_Data records_:
▬▬▬

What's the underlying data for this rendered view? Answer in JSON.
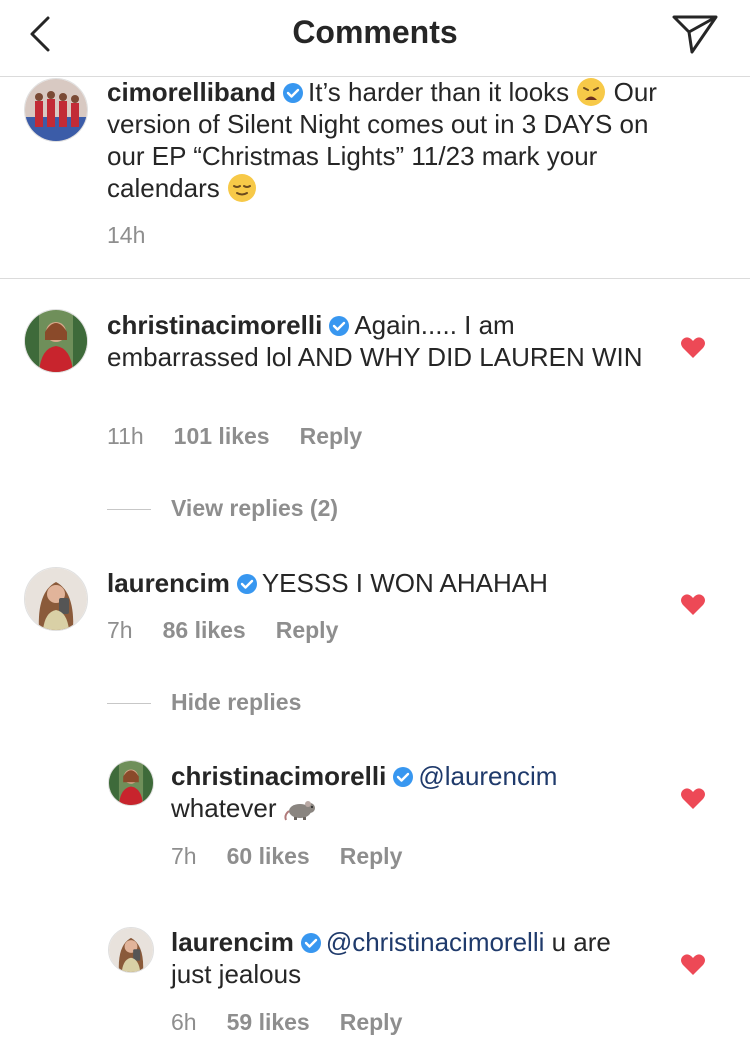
{
  "header": {
    "title": "Comments"
  },
  "caption": {
    "username": "cimorelliband",
    "text_1": "It’s harder than it looks",
    "text_2": "Our version of Silent Night comes out in 3 DAYS on our EP “Christmas Lights” 11/23 mark your calendars",
    "time": "14h"
  },
  "comments": [
    {
      "username": "christinacimorelli",
      "text": "Again..... I am embarrassed lol AND WHY DID LAUREN WIN",
      "time": "11h",
      "likes": "101 likes",
      "reply_label": "Reply",
      "toggle_label": "View replies (2)"
    },
    {
      "username": "laurencim",
      "text": "YESSS I WON AHAHAH",
      "time": "7h",
      "likes": "86 likes",
      "reply_label": "Reply",
      "toggle_label": "Hide replies",
      "replies": [
        {
          "username": "christinacimorelli",
          "mention": "@laurencim",
          "text": "whatever",
          "time": "7h",
          "likes": "60 likes",
          "reply_label": "Reply"
        },
        {
          "username": "laurencim",
          "mention": "@christinacimorelli",
          "text": "u are just jealous",
          "time": "6h",
          "likes": "59 likes",
          "reply_label": "Reply"
        }
      ]
    }
  ],
  "colors": {
    "heart": "#ed4956",
    "verified": "#3897f0",
    "meta": "#8e8e8e",
    "mention": "#1f3a6b"
  }
}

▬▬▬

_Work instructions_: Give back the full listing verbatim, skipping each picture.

_Response area_:
What's the underlying data for this rendered view? Answer in JSON.
{
  "header": {
    "title": "Comments"
  },
  "caption": {
    "username": "cimorelliband",
    "text_1": "It’s harder than it looks",
    "text_2": "Our version of Silent Night comes out in 3 DAYS on our EP “Christmas Lights” 11/23 mark your calendars",
    "time": "14h"
  },
  "comments": [
    {
      "username": "christinacimorelli",
      "text": "Again..... I am embarrassed lol AND WHY DID LAUREN WIN",
      "time": "11h",
      "likes": "101 likes",
      "reply_label": "Reply",
      "toggle_label": "View replies (2)"
    },
    {
      "username": "laurencim",
      "text": "YESSS I WON AHAHAH",
      "time": "7h",
      "likes": "86 likes",
      "reply_label": "Reply",
      "toggle_label": "Hide replies",
      "replies": [
        {
          "username": "christinacimorelli",
          "mention": "@laurencim",
          "text": "whatever",
          "time": "7h",
          "likes": "60 likes",
          "reply_label": "Reply"
        },
        {
          "username": "laurencim",
          "mention": "@christinacimorelli",
          "text": "u are just jealous",
          "time": "6h",
          "likes": "59 likes",
          "reply_label": "Reply"
        }
      ]
    }
  ],
  "colors": {
    "heart": "#ed4956",
    "verified": "#3897f0",
    "meta": "#8e8e8e",
    "mention": "#1f3a6b"
  }
}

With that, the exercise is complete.